a mineral body filling a fissure in rock. Simple veins are single mineralized fissures; complex veins are clusters of interwoven fissures or of zones of fracturing or schist formation. According to their morphological details veins are called lenticular, chambered, saddle-reef, ladder, or feather. Veins that cut across the layers of enclosing rock are called intersecting veins; those that lie in conformity with the stratification and dip of the enclosing rock are called stratified. The length of veins of mineral products varies from 1 m or less to 200 km—for example, the veins of gold ore in California. In terms of dip some veins taper off close to the earth’s surface, and others, for example, the vein of the Kolar deposit in India, are worked at a depth of more than 3 km. A vein has a geological and a working thickness, the minimum thickness for exploiting the vein deposit. Depending on the value of the constituent minerals, the working thickness of a vein may vary from several centimeters to dozens of meters.

vein

[vān]
(anatomy)
A relatively thin-walled blood vessel that carries blood from capillaries to the heart in vertebrates.
(botany)
One of the vascular bundles in a leaf.
(geology)
A mineral deposit in tabular or shell-like form filling a fracture in a host rock.
(invertebrate zoology)
One of the thick, stiff ribs providing support for the wing of an insect.
A venous sinus in invertebrates.

vein
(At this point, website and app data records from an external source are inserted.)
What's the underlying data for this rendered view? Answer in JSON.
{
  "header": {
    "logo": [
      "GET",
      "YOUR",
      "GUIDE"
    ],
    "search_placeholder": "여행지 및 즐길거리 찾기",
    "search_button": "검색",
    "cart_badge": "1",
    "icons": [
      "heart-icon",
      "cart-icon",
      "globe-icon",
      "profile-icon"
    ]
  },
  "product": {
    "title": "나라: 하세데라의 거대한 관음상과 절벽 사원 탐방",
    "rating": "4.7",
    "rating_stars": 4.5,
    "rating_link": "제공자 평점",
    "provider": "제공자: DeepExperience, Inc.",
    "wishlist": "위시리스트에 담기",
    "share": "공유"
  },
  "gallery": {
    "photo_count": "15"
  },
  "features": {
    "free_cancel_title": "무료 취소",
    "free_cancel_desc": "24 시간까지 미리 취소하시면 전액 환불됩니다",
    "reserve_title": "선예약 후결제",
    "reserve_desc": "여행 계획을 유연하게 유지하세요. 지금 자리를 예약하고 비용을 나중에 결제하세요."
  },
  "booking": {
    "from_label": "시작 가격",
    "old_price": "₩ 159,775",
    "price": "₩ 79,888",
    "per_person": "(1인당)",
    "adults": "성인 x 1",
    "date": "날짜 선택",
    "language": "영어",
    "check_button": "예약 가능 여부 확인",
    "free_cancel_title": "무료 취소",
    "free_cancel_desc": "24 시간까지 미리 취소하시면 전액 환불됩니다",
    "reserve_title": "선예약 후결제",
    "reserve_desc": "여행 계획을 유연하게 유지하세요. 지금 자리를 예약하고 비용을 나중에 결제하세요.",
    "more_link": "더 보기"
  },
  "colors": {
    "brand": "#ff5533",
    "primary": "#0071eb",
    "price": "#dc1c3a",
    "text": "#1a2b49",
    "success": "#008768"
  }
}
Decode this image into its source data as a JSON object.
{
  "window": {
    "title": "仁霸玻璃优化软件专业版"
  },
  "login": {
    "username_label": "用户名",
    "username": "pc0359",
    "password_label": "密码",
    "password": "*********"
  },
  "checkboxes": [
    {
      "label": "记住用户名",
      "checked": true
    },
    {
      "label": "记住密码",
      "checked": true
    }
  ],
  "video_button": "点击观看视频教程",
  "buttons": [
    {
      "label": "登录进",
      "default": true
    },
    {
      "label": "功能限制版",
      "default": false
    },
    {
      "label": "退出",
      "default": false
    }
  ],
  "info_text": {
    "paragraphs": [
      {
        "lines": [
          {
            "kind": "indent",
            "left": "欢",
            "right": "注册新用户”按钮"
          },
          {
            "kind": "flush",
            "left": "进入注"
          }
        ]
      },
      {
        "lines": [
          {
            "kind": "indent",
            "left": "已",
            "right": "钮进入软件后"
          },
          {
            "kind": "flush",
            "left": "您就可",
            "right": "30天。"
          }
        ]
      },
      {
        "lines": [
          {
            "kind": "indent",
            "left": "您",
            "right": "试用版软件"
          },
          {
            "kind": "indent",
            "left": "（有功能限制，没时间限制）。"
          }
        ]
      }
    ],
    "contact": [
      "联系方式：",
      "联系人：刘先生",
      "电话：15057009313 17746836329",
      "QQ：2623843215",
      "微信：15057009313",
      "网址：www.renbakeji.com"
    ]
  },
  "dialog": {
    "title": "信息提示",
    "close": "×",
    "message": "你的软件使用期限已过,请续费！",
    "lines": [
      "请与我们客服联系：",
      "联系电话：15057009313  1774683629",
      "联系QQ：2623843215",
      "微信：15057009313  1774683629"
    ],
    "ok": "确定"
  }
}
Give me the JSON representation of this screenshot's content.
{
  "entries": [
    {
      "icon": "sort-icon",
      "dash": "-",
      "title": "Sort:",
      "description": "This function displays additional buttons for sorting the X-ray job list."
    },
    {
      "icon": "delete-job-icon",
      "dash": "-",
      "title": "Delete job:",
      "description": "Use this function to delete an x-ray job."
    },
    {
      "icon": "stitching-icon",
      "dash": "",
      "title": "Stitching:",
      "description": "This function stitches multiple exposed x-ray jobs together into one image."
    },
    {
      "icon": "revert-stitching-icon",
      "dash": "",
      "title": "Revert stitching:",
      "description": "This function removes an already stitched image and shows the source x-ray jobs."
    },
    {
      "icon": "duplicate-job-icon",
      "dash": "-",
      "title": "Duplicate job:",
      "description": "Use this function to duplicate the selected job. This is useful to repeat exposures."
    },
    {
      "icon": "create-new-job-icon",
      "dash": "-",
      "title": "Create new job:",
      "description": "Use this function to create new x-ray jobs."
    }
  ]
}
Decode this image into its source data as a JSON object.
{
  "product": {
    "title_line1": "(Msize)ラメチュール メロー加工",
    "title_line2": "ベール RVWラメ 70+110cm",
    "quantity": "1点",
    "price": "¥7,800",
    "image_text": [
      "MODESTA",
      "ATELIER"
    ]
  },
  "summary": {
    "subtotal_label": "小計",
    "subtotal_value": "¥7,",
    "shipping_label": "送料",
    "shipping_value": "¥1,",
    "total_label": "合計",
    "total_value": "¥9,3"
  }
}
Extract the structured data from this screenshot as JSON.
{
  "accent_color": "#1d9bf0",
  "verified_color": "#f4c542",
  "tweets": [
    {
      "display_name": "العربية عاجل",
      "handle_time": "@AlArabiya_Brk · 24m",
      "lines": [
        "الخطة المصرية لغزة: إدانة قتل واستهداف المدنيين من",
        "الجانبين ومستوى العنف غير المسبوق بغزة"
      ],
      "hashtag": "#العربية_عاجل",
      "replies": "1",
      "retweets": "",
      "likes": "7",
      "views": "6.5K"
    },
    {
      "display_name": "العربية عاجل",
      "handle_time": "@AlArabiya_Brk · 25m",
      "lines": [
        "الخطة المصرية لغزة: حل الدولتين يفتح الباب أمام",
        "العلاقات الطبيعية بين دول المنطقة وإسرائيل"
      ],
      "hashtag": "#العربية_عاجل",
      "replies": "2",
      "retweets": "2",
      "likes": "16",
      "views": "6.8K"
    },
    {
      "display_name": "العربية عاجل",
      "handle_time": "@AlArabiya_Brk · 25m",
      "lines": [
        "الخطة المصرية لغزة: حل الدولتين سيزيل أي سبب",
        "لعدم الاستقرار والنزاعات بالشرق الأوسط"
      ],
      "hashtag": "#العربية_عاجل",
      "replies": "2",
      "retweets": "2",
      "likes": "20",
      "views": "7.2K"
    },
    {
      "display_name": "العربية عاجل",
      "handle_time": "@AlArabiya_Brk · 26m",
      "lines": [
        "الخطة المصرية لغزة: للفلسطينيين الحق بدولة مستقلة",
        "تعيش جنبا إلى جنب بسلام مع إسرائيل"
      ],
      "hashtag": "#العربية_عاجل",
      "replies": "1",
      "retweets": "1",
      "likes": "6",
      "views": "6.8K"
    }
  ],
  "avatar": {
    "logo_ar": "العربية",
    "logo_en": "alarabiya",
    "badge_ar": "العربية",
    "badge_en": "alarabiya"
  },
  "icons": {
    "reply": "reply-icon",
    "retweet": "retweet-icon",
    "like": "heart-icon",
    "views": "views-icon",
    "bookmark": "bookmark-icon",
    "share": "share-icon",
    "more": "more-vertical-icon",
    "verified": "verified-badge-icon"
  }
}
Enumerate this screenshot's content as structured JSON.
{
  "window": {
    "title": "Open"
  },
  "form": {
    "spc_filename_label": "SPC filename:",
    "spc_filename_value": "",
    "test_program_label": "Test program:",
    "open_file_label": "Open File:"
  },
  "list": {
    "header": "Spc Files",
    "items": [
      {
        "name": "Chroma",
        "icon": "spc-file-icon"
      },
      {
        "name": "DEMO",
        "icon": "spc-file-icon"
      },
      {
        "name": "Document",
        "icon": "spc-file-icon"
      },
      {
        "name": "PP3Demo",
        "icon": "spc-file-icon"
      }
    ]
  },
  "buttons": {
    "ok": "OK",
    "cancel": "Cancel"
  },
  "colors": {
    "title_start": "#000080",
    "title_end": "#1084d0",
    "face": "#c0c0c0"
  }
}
1. any of the tubular vessels that convey oxygen-depleted blood to the heart
2. any of the hollow branching tubes that form the supporting framework of an insect's wing
3. any of the vascular strands of a leaf
4. a clearly defined mass of ore, mineral, etc., filling a fault or fracture, often with a tabular or sheetlike shape
5. a natural underground watercourse
References in periodicals archive ?
Pattern-3 is similar to a case report mentioned by Manisha et al who observed unilateral duplication of great saphenous vein in a male cadaver in the right lower limb below knee at level of medial condyle of Tibia.
The presence of sapheno- femoral reflux and diameters of the great saphenous vein above the level of the knee were confirmed by two-dimensional ultrasound examination (model SSA-770A ultrasound system; Toshiba, Tokyo, Japan).
Relation of early saphenous vein graft failure to outcomes following coronary artery bypass surgery.
Absence of above-the-knee greater saphenous vein reflux--a secondary endpoint--was achieved in 85% of the conventional surgery group and in 82% of the EVLA group, both of which were significantly better results than the 41% response with UGFS.
Neovascularization is the Principal Cause of Varicose Vein Recurrence: Results of a Randomised Trial of Stripping the Long Saphenous Vein.
The most common site for aneurysm formation is the saphenous vein graft (SVG) to the left anterior descending artery (LAD).
Detergent-type sclerosants, which we'll discuss here, are now widely used to treat larger veins, including the great and small saphenous vein trunks and their affected tributaries.
Pseudoaneurysm of the aorta or saphenous vein graft following CABG surgery is a rare complication that can occur many years postoperatively and should be considered in the setting of a new anterior mediastinal mass.
The unique attributes of the TriActiv System, especially its flush and extraction systems, will be important tools for the interventional cardiologist in treating their patients with saphenous vein graft disease," he emphasized.
CHICAGO -- Endovenous laser therapy is highly effective in treating reflux in the greater saphenous vein, and the procedure has several advantages over surgical ligation, Dr.
Mulcahy and Robinson operated on the patient's left leg to de-clot a saphenous vein graft and remove dead tissue from around the graft.
In 1967, Mr Favaloro performed the first by-pass operation on a 51-year- old woman at the Cleveland Clinic, Ohio, using a saphenous vein taken from the patient's leg to detour blood around blockages in her heart, a technique still used today.